Lia Romeo is a playwright, novelist, and humor book author. She earned her B.A. from Princeton University and her M.F.A in playwriting from Rutgers, ending up with staggering quantities of student loans and no marketable skills whatsoever. She managed to secure a part-time job writing standardized test questions, and spends the rest of her time writing plays and novels and daydreaming about pretty shoes. Her play Hungry premiered at the Unicorn Theatre in Kansas City in the 2011-2012 season, and was produced by Stillwater Theater subsequently. Her play Green Whales premiered at the Unicorn Theatre in 2010, and was produced by Renegade Theatre Experiment in 2012. Her play Right Place, Right Time premiered at Renegade Theatre Experiment in 2010, and was produced by Stillwater Theatre subsequently. Her play LoveSick was produced by Project Y Theatre Company at 59E59 in New York in 2012. Her plays have also been developed at the Kennedy Center, Playwrights Theatre of New Jersey, New Jersey Repertory Theatre, Kitchen Dog Theatre, HotCity Theatre, Abingdon Theatre, and elsewhere. She has been a finalist for the O’Neill Playwrights Conference, PlayPenn, WordBridge, and the Heideman Award. She was the 2008-2009 National New Play Network Emerging Playwright-in-Residence at Playwrights Theatre of New Jersey. Her humor book, 11,002 Things to Be Miserable About, was published in 2009 by Abrams Image. It is currently in its second printing, with over 30,000 copies sold, and has earned favorable reviews in the Boston Globe and other national publications. Her first novel, Dating the Devil, will be published by BelleBooks in 2013, and is in development as a TV movie with Vast Entertainment. She is currently at work on a commission from HotCity Theatre in St. Louis.

Check out her Things to Be Miserable About blog and twitter feed!

Meet the Retreatant: John J King

5 Jul

John J King is part Texan and part Tyrannosaur.

He lives in Boston where he makes plays, art, music, and scares little children who thought dinosaurs were dead.

He has a Bachelor of Arts from SUNY Boondocks and an accent from his mama.

Goals include recording a great dance tune, making impossible things from cardboard, and singing in a girl group.

Artistic Mission: to incite in all people wonder and delight at the world.

Meet the Retreatant: Steven Bogart

5 Jul

Steven Bogart is a playwright, director, teacher and visual artist.
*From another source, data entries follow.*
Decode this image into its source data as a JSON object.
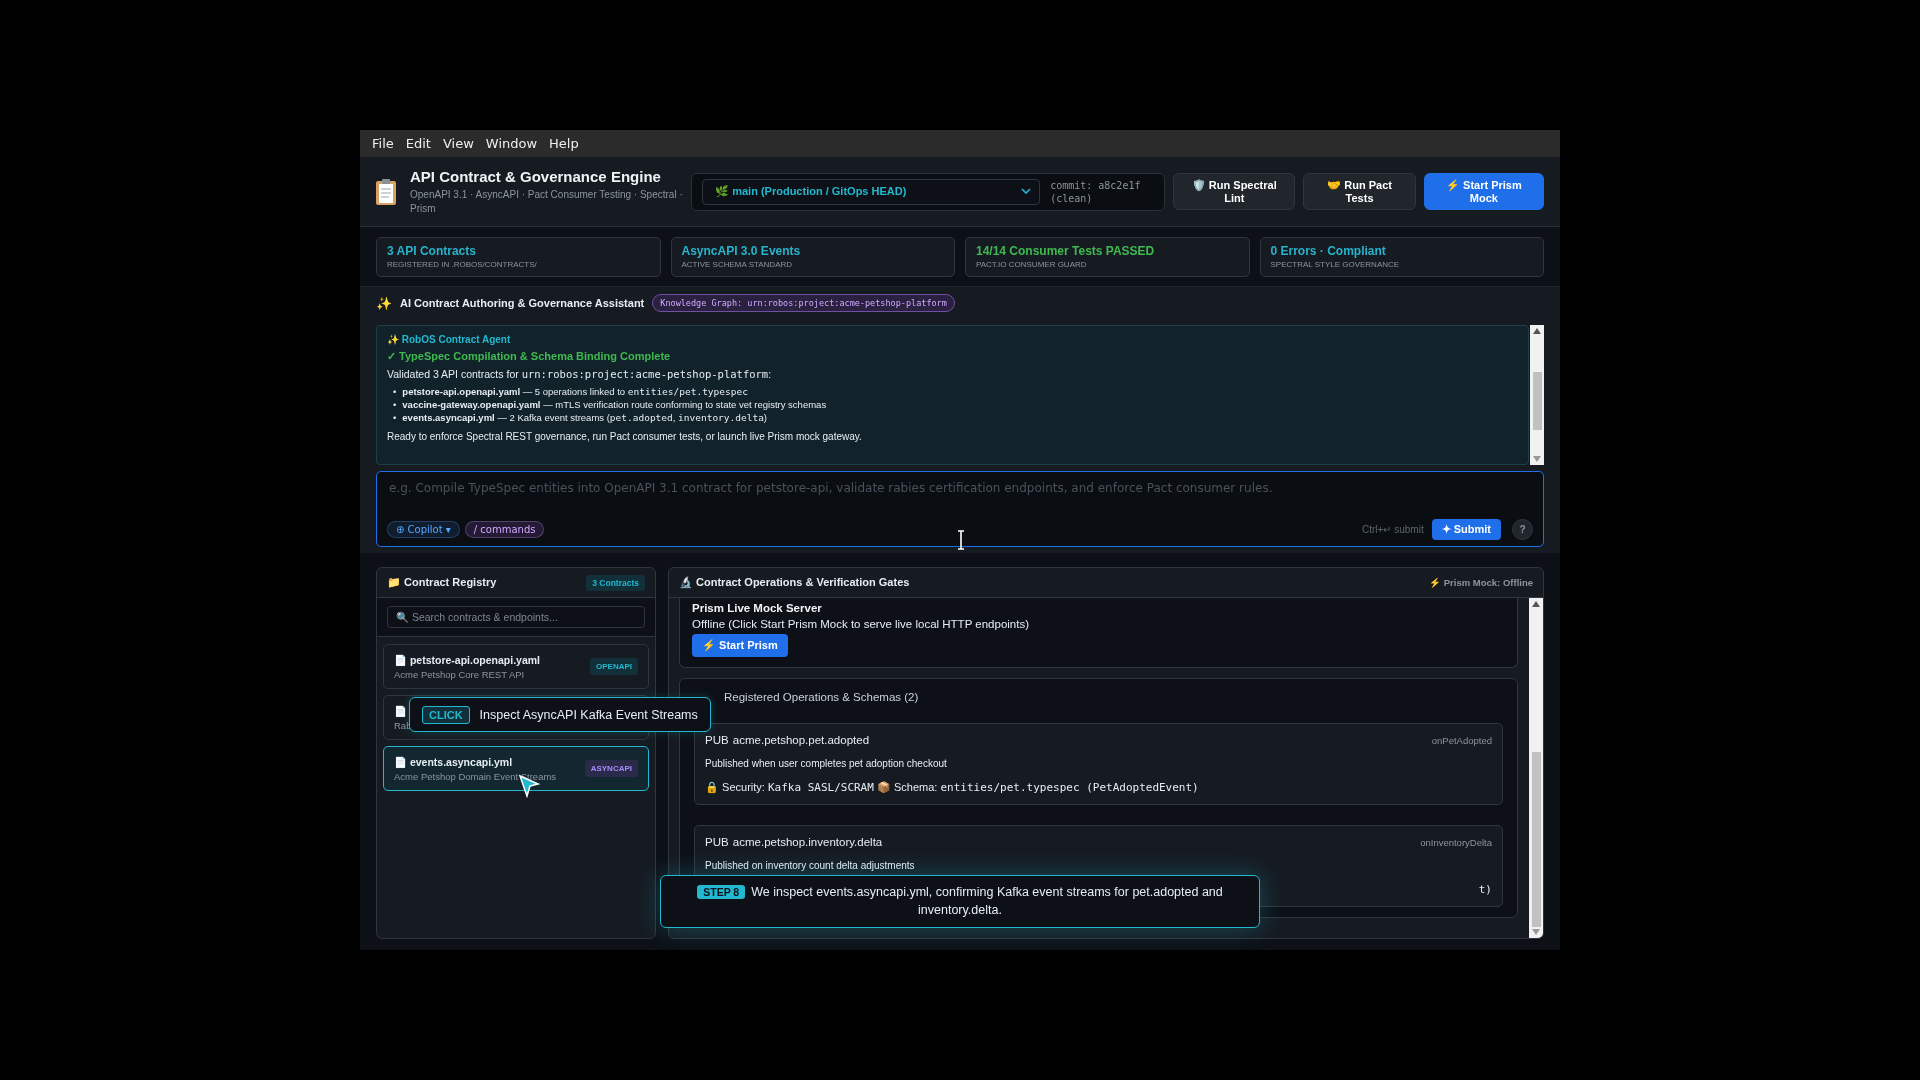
{
  "menu": [
    "File",
    "Edit",
    "View",
    "Window",
    "Help"
  ],
  "header": {
    "title": "API Contract & Governance Engine",
    "subtitle": "OpenAPI 3.1 · AsyncAPI · Pact Consumer Testing · Spectral · Prism",
    "branch": "🌿 main (Production / GitOps HEAD)",
    "commit": "commit: a8c2e1f (clean)",
    "buttons": [
      {
        "label": "🛡️ Run Spectral Lint",
        "primary": false
      },
      {
        "label": "🤝 Run Pact Tests",
        "primary": false
      },
      {
        "label": "⚡ Start Prism Mock",
        "primary": true
      }
    ]
  },
  "stats": [
    {
      "value": "3 API Contracts",
      "label": "REGISTERED IN .ROBOS/CONTRACTS/",
      "color": "#27b3cb"
    },
    {
      "value": "AsyncAPI 3.0 Events",
      "label": "ACTIVE SCHEMA STANDARD",
      "color": "#27b3cb"
    },
    {
      "value": "14/14 Consumer Tests PASSED",
      "label": "PACT.IO CONSUMER GUARD",
      "color": "#3fb950"
    },
    {
      "value": "0 Errors · Compliant",
      "label": "SPECTRAL STYLE GOVERNANCE",
      "color": "#27b3cb"
    }
  ],
  "assistant": {
    "icon": "✨",
    "title": "AI Contract Authoring & Governance Assistant",
    "graph_chip": "Knowledge Graph: urn:robos:project:acme-petshop-platform",
    "agent": "✨ RobOS Contract Agent",
    "status": "✓ TypeSpec Compilation & Schema Binding Complete",
    "intro": [
      {
        "kind": "plain",
        "text": "Validated 3 API contracts for "
      },
      {
        "kind": "code",
        "text": "urn:robos:project:acme-petshop-platform"
      },
      {
        "kind": "plain",
        "text": ":"
      }
    ],
    "bullets": [
      {
        "marker": "•",
        "parts": [
          {
            "kind": "bold",
            "text": "petstore-api.openapi.yaml"
          },
          {
            "kind": "plain",
            "text": " — 5 operations linked to "
          },
          {
            "kind": "code",
            "text": "entities/pet.typespec"
          }
        ]
      },
      {
        "marker": "•",
        "parts": [
          {
            "kind": "bold",
            "text": "vaccine-gateway.openapi.yaml"
          },
          {
            "kind": "plain",
            "text": " — mTLS verification route conforming to state vet registry schemas"
          }
        ]
      },
      {
        "marker": "•",
        "parts": [
          {
            "kind": "bold",
            "text": "events.asyncapi.yml"
          },
          {
            "kind": "plain",
            "text": " — 2 Kafka event streams ("
          },
          {
            "kind": "code",
            "text": "pet.adopted"
          },
          {
            "kind": "plain",
            "text": ", "
          },
          {
            "kind": "code",
            "text": "inventory.delta"
          },
          {
            "kind": "plain",
            "text": ")"
          }
        ]
      }
    ],
    "outro": "Ready to enforce Spectral REST governance, run Pact consumer tests, or launch live Prism mock gateway."
  },
  "prompt": {
    "placeholder": "e.g. Compile TypeSpec entities into OpenAPI 3.1 contract for petstore-api, validate rabies certification endpoints, and enforce Pact consumer rules.",
    "mode": "⊕ Copilot ▾",
    "commands": "/ commands",
    "hint": "Ctrl+↵ submit",
    "submit": "✦ Submit",
    "help": "?"
  },
  "registry": {
    "title": "📁 Contract Registry",
    "count": "3 Contracts",
    "search_placeholder": "🔍 Search contracts & endpoints...",
    "items": [
      {
        "name": "📄 petstore-api.openapi.yaml",
        "description": "Acme Petshop Core REST API",
        "tag": "OPENAPI",
        "kind": "openapi",
        "selected": false
      },
      {
        "name": "📄",
        "description": "Rab",
        "selected": false
      },
      {
        "name": "📄 events.asyncapi.yml",
        "description": "Acme Petshop Domain Event Streams",
        "tag": "ASYNCAPI",
        "kind": "asyncapi",
        "selected": true
      }
    ]
  },
  "operations": {
    "title": "🔬 Contract Operations & Verification Gates",
    "status": "⚡ Prism Mock: Offline",
    "mock": {
      "title": "Prism Live Mock Server",
      "text": "Offline (Click Start Prism Mock to serve live local HTTP endpoints)",
      "button": "⚡ Start Prism"
    },
    "registered_title": "Registered Operations & Schemas (2)",
    "ops": [
      {
        "method": "PUB",
        "channel": "acme.petshop.pet.adopted",
        "operation_id": "onPetAdopted",
        "description": "Published when user completes pet adoption checkout",
        "meta": [
          {
            "kind": "plain",
            "text": "🔒 Security: "
          },
          {
            "kind": "code",
            "text": "Kafka SASL/SCRAM"
          },
          {
            "kind": "plain",
            "text": " 📦 Schema: "
          },
          {
            "kind": "code",
            "text": "entities/pet.typespec (PetAdoptedEvent)"
          }
        ]
      },
      {
        "method": "PUB",
        "channel": "acme.petshop.inventory.delta",
        "operation_id": "onInventoryDelta",
        "description": "Published on inventory count delta adjustments",
        "meta": [
          {
            "kind": "code",
            "text": "t)"
          }
        ]
      }
    ]
  },
  "tour": {
    "click_badge": "CLICK",
    "click_text": "Inspect AsyncAPI Kafka Event Streams",
    "step_badge": "STEP 8",
    "step_text": "We inspect events.asyncapi.yml, confirming Kafka event streams for pet.adopted and inventory.delta."
  }
}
He has worked with the likes of Neil Gaiman, James Carroll, Kate Snodgrass and Amanda Palmer. He directed Cabaret at the American Repertory Theater in 2010 and will devise a new piece for the A.R.T. Institute in 2013. He is an Artist-in-Residence at Southern New Hampshire University, adjunct acting professor at Emerson College, and the University of New Orleans. His plays have performed in Boston, NYC, and Chicago. He leads workshops in collaborative playwriting around the state of Massachusetts and has created over 50 workshop theater pieces. In a previous life, He was a high school drama teacher for too many years to mention. He left Lexington High School last year to live more directly as a free-lance artist. He lives with his wife Amory in Maynard, Massachusetts.

Find him on twitter: @StevenBogart